### What is expected
Search the entries below. Return every line that has "icon" in it.

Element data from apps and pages
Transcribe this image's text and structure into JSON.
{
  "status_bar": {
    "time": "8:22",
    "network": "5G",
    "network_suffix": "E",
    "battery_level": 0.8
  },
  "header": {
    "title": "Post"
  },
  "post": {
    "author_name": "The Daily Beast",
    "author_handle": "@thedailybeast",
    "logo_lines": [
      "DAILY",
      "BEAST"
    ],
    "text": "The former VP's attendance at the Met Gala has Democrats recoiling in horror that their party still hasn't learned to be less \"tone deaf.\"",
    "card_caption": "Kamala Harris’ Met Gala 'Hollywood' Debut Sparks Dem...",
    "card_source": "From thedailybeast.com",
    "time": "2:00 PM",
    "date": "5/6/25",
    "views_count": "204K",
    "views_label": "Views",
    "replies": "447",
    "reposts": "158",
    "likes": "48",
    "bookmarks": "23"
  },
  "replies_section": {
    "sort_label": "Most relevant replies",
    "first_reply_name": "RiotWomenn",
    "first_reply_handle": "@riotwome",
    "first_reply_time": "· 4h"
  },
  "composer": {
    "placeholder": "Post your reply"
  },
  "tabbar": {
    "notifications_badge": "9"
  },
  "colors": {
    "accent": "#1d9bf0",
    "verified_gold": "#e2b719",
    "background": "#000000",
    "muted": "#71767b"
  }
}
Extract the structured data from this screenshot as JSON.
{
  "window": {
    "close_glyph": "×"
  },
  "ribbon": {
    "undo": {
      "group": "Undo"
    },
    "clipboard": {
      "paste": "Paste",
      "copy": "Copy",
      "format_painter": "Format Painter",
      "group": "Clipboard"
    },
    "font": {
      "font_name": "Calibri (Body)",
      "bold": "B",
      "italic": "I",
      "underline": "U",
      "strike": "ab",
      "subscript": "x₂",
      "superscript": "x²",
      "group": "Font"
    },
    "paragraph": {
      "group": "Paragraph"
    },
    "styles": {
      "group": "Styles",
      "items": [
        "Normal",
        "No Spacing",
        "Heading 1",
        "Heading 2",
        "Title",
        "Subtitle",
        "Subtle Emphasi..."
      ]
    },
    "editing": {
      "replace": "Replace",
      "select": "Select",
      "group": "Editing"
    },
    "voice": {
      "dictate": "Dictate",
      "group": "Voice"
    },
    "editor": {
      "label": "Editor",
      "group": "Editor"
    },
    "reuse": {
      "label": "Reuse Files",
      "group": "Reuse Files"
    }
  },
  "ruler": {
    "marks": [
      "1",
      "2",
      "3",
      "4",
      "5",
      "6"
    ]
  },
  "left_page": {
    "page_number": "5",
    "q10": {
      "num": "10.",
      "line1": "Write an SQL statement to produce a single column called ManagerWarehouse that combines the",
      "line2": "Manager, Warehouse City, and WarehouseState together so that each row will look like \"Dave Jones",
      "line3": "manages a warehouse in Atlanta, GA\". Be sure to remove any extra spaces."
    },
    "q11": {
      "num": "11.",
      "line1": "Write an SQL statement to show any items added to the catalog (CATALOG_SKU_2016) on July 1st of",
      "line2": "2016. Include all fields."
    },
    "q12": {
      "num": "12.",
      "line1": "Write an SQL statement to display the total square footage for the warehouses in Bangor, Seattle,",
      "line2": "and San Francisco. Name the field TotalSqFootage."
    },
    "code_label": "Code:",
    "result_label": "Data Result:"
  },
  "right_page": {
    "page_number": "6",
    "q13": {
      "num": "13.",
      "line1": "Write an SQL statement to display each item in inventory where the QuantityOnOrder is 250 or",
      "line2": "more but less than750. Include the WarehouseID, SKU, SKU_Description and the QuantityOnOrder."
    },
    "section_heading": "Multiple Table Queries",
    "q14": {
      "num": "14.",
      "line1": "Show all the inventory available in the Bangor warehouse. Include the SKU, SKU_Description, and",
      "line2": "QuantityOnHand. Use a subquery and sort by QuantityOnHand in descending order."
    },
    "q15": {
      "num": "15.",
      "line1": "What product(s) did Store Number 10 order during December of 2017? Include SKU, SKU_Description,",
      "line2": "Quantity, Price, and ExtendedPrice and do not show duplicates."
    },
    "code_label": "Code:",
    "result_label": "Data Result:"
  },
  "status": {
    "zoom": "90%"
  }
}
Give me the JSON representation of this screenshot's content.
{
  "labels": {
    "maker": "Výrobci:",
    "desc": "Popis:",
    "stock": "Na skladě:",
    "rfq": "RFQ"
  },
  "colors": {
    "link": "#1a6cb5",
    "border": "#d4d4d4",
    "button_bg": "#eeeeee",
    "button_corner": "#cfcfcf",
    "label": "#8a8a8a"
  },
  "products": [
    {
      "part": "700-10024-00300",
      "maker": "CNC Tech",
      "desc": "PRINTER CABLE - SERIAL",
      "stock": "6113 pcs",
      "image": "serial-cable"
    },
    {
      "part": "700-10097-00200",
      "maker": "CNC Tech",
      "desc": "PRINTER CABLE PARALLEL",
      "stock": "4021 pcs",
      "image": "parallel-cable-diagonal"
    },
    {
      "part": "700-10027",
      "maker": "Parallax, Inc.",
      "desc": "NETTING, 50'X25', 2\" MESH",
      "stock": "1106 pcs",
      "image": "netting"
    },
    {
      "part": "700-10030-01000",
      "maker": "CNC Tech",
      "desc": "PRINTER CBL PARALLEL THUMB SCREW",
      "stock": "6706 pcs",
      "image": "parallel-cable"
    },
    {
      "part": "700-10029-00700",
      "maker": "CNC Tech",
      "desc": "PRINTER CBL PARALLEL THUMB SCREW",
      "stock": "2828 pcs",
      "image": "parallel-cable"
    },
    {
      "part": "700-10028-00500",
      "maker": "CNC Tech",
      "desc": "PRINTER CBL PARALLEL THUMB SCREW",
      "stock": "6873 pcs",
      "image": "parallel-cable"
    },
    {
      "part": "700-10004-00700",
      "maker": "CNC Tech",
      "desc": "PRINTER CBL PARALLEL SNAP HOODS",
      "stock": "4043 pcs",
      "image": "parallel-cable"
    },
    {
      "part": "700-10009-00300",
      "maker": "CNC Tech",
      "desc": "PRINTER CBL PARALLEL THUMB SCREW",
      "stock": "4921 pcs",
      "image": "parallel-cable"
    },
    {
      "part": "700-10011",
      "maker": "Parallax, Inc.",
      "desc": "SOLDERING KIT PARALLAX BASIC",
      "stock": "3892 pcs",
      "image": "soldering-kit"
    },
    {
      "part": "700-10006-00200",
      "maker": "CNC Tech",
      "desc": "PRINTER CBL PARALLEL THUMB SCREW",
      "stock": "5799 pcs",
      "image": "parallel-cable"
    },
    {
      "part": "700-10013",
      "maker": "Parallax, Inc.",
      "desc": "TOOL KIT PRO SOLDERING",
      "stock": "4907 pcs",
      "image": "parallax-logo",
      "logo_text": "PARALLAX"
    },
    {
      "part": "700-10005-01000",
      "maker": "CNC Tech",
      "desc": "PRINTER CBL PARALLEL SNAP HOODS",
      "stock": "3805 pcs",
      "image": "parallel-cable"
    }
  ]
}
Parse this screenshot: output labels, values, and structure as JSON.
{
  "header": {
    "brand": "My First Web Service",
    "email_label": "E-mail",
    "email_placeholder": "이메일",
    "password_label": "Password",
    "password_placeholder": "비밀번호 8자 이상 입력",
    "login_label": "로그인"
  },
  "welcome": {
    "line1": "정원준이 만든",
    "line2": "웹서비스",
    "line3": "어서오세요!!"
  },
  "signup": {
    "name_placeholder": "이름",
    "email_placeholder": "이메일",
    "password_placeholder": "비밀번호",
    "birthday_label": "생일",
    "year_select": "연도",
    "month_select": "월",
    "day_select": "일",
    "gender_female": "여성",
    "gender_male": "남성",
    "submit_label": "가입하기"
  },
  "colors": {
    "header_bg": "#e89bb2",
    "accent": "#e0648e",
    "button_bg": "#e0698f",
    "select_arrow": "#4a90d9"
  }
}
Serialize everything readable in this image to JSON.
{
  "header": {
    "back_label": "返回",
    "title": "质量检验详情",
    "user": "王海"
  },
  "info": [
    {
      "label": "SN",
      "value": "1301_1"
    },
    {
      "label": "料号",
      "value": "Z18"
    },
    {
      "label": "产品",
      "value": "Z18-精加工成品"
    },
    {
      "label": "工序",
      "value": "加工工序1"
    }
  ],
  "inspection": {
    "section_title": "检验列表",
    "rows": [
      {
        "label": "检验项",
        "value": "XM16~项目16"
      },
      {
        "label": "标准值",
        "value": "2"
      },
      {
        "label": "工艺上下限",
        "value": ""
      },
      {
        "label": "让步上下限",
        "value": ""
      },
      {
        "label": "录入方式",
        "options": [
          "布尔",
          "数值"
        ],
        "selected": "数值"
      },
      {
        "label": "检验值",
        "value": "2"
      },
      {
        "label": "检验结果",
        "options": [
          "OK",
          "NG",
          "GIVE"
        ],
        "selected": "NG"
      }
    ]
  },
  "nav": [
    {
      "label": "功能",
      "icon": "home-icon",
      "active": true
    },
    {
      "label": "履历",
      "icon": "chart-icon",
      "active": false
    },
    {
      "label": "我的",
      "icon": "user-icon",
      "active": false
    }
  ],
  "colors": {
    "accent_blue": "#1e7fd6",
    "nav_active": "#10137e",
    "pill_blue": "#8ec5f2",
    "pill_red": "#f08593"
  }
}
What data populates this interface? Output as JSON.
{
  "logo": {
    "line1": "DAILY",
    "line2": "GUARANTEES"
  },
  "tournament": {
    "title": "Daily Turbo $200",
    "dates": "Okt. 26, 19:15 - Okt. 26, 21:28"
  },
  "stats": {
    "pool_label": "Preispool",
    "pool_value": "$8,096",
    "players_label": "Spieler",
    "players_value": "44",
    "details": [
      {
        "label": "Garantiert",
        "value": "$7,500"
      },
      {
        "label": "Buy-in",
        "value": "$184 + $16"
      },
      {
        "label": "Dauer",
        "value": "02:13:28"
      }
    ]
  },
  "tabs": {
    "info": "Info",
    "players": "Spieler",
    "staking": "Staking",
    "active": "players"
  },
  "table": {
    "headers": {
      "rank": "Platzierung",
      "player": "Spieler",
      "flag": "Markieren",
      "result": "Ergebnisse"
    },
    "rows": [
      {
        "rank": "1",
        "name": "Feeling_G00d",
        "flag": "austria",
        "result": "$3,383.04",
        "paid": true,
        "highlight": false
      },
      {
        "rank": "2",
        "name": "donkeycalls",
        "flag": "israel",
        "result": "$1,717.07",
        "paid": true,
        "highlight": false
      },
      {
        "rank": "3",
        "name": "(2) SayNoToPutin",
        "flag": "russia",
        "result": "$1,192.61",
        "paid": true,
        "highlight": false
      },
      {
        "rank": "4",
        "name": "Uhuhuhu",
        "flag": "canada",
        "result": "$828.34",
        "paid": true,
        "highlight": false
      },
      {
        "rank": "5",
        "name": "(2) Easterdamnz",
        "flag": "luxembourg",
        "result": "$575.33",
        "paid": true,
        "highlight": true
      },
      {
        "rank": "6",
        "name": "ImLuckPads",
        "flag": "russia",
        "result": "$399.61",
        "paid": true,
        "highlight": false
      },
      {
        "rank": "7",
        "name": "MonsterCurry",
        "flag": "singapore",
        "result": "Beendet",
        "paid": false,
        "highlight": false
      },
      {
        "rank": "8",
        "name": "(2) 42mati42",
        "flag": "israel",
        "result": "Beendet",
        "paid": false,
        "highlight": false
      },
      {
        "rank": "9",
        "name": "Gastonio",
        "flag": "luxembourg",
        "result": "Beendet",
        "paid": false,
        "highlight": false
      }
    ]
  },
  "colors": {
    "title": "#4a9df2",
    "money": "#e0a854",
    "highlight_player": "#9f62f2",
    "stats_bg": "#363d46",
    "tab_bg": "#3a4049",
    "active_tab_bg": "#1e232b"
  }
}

### Answer space
      "icon": "home-icon",
      "icon": "chart-icon",
      "icon": "user-icon",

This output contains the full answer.